Upon retiring from twenty years in law enforcement, I realized I had dealt with more trauma than I ever knew. I spent fifteen years of my career working in the Crime Scene Investigations Unit. CSI was gaining so much popularity from the many television shows involving the solving of crimes; I wanted to be a part of it. But mostly I wanted to be the officer responsible for collecting that crucial piece of evidence that put the suspect behind bars. If I had a nickel for every time someone asked me if my job was like the TV show, I’d be a very rich woman.

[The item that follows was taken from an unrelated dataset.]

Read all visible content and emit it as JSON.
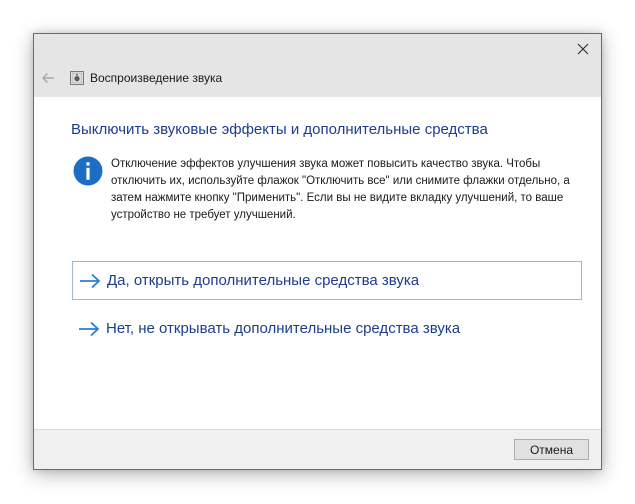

I never kept track of the number of different crime scenes I worked, but I’ve done it all. Homicides, suicides, SIDS deaths, vehicle fatalities, drownings, bank robberies, home invasion robberies, personal robberies, burglaries, grand theft auto, animal cruelty, elder abuse, child abuse, domestic violence, shootings, stabbings, arsons, rapes, vandalism, drug houses, prostitution rings, assaults, officer-involved shootings, and officer deaths.

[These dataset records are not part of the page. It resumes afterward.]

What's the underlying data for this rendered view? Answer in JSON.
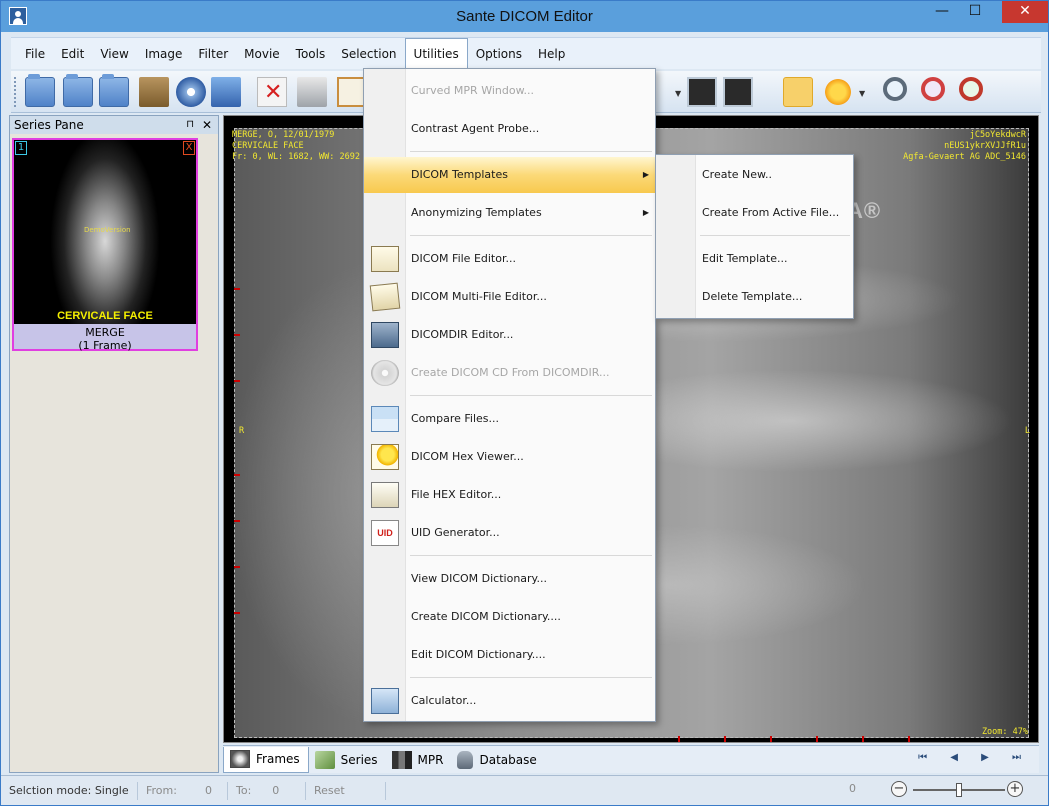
{
  "window": {
    "title": "Sante DICOM Editor"
  },
  "window_controls": {
    "minimize": "—",
    "maximize": "☐",
    "close": "✕"
  },
  "menubar": {
    "items": [
      "File",
      "Edit",
      "View",
      "Image",
      "Filter",
      "Movie",
      "Tools",
      "Selection",
      "Utilities",
      "Options",
      "Help"
    ],
    "active": "Utilities"
  },
  "toolbar": {
    "icons": [
      "open-folder-icon",
      "open-folder-icon",
      "open-folder-icon",
      "book-icon",
      "disc-icon",
      "network-icon",
      "delete-icon",
      "print-icon",
      "clipboard-icon",
      "image-icon",
      "image-icon",
      "hand-icon",
      "brightness-icon",
      "zoom-icon",
      "zoom-window-icon",
      "zoom-fit-icon"
    ]
  },
  "series_pane": {
    "title": "Series Pane",
    "pin": "⊓",
    "close": "✕",
    "thumbnail": {
      "index": "1",
      "remove": "X",
      "demo_text": "DemoVersion",
      "caption": "CERVICALE FACE",
      "label_line1": "MERGE",
      "label_line2": "(1 Frame)"
    }
  },
  "viewer": {
    "overlay_top_left": [
      "MERGE, O, 12/01/1979",
      "CERVICALE FACE",
      "Fr: 0, WL: 1682, WW: 2692"
    ],
    "overlay_top_right": [
      "jC5oYekdwcR",
      "nEUS1ykrXVJJfR1u",
      "Agfa-Gevaert AG ADC_5146"
    ],
    "orientation_left": "R",
    "orientation_right": "L",
    "zoom": "Zoom: 47%",
    "watermark": "SOFTPEDIA®"
  },
  "bottom_tabs": {
    "tabs": [
      "Frames",
      "Series",
      "MPR",
      "Database"
    ],
    "active": "Frames",
    "nav": "⏮ ◀ ▶ ⏭"
  },
  "statusbar": {
    "mode": "Selction mode: Single",
    "from_label": "From:",
    "from_value": "0",
    "to_label": "To:",
    "to_value": "0",
    "reset": "Reset",
    "zoom_value": "0",
    "zoom_minus": "−",
    "zoom_plus": "+"
  },
  "utilities_menu": {
    "items": [
      {
        "label": "Curved MPR Window...",
        "disabled": true
      },
      {
        "label": "Contrast Agent Probe..."
      },
      {
        "label": "DICOM Templates",
        "submenu": true
      },
      {
        "label": "Anonymizing Templates",
        "submenu": true
      },
      {
        "label": "DICOM File Editor...",
        "icon": "page-edit-icon"
      },
      {
        "label": "DICOM Multi-File Editor...",
        "icon": "multi-page-edit-icon"
      },
      {
        "label": "DICOMDIR Editor...",
        "icon": "dicomdir-icon"
      },
      {
        "label": "Create DICOM CD From DICOMDIR...",
        "icon": "cd-icon",
        "disabled": true
      },
      {
        "label": "Compare Files...",
        "icon": "compare-icon"
      },
      {
        "label": "DICOM Hex Viewer...",
        "icon": "bulb-icon"
      },
      {
        "label": "File HEX Editor...",
        "icon": "hex-edit-icon"
      },
      {
        "label": "UID Generator...",
        "icon": "uid-icon"
      },
      {
        "label": "View DICOM Dictionary..."
      },
      {
        "label": "Create DICOM Dictionary...."
      },
      {
        "label": "Edit DICOM Dictionary...."
      },
      {
        "label": "Calculator...",
        "icon": "calculator-icon"
      }
    ],
    "arrow": "▶",
    "uid_icon_text": "UID"
  },
  "templates_submenu": {
    "items": [
      "Create New..",
      "Create From Active File...",
      "Edit Template...",
      "Delete Template..."
    ]
  }
}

Responding to these types of crime scenes was the daily routine for me. I went home after each twelve-hour shift exhausted; glad to get out of my uniform. I never got enough sleep in those fifteen years. The crime scenes slowly began to haunt me. Sure, there were days without extreme violence, but my shift was always full of negativity. Someone somewhere was always getting hurt or being taken advantage of.
It wasn’t until someone asked me to be a member of my department's PEER Support Team when I realized how much trauma I was truly dealing with. I attended formal training to recognize and understand the effects of stress, learn valuable listening skills, and learn how to refer officers to various forms of assistance if needed. I had a deep desire to help others, but beneath it all, I think I was looking for a way to help myself.
After joining the PEER Support Team, I worked two critical incidents within three months of each other that were extremely difficult for me. The first crime shocked the community and the second shocked our law enforcement family. I started experiencing symptoms of PTSD and eventually concluded that I no longer wanted to work in the CSI unit. I tested and promoted to Sergeant and retired a year and a half later.
This website, along with the Facebook, Twitter, and Instagram pages, were all created to connect women in law enforcement for inspiration and empowerment. I created a private, closed Facebook group to be a safe place to discuss hurts, trials, traumas, and similar stories that we can relate to without judgement.
Being in law enforcement is a calling. It's hard work that affects us physically and emotionally. Connection and self-care are very important. The Thin Blue Line 4 Women is here to support you in any way we can!
Tamara - Retired Sergeant
The Thin Blue Line represents the men and women of law enforcement that stand between good and evil, order, and chaos. The black stripes above the blue line represent the public and the bottom black stripes represent the criminal.